[Excerpts from an interface dataset]
==========
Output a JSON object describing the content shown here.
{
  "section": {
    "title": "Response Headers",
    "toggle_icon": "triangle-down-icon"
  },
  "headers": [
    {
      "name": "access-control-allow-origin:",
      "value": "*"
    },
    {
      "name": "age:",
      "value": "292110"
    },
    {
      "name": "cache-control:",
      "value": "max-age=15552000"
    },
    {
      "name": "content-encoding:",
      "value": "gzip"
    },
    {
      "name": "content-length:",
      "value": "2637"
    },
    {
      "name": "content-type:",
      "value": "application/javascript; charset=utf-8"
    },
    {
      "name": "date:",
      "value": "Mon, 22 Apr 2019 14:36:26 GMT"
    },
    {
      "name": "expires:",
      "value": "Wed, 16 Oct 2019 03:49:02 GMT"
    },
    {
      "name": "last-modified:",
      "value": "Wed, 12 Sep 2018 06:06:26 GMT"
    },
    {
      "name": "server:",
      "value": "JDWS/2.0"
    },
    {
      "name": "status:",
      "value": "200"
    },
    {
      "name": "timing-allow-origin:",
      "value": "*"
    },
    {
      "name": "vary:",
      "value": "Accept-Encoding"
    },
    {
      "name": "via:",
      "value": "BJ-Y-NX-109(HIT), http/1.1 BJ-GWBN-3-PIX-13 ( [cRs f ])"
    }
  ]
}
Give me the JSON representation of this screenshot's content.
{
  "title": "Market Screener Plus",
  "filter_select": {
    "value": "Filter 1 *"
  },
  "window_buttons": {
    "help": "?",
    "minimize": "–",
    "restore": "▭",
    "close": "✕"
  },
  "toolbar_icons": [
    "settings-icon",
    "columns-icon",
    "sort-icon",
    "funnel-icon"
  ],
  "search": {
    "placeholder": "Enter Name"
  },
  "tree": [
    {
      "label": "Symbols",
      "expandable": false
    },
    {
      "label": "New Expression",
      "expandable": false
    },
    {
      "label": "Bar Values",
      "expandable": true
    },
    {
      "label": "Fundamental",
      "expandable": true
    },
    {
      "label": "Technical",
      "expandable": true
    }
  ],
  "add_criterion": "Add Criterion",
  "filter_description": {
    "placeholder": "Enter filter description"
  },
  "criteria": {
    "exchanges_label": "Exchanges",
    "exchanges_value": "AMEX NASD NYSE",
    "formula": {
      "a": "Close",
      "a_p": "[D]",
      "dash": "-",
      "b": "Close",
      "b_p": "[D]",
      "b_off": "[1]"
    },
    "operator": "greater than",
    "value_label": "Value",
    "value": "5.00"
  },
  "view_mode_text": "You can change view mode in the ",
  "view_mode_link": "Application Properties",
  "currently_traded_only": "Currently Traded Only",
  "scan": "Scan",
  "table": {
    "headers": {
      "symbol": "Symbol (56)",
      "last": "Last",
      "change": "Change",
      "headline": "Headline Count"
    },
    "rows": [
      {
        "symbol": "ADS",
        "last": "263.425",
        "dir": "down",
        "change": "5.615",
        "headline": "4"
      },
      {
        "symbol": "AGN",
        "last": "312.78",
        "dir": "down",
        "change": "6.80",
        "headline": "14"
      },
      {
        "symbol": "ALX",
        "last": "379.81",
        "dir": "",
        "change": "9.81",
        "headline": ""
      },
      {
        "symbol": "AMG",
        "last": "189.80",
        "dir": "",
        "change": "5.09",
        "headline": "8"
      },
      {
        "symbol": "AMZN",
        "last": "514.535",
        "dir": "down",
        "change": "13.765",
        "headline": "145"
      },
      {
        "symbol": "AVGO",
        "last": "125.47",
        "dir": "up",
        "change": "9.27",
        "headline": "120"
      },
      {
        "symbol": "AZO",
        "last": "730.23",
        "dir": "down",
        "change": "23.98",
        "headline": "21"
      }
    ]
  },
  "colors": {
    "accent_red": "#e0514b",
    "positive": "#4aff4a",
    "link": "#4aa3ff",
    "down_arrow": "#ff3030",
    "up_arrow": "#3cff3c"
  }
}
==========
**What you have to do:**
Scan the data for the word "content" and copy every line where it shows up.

**Response for this exercise:**
Output a JSON object describing the content shown here.
      "name": "content-encoding:",
      "name": "content-length:",
      "name": "content-type:",
Give me the JSON representation of this screenshot's content.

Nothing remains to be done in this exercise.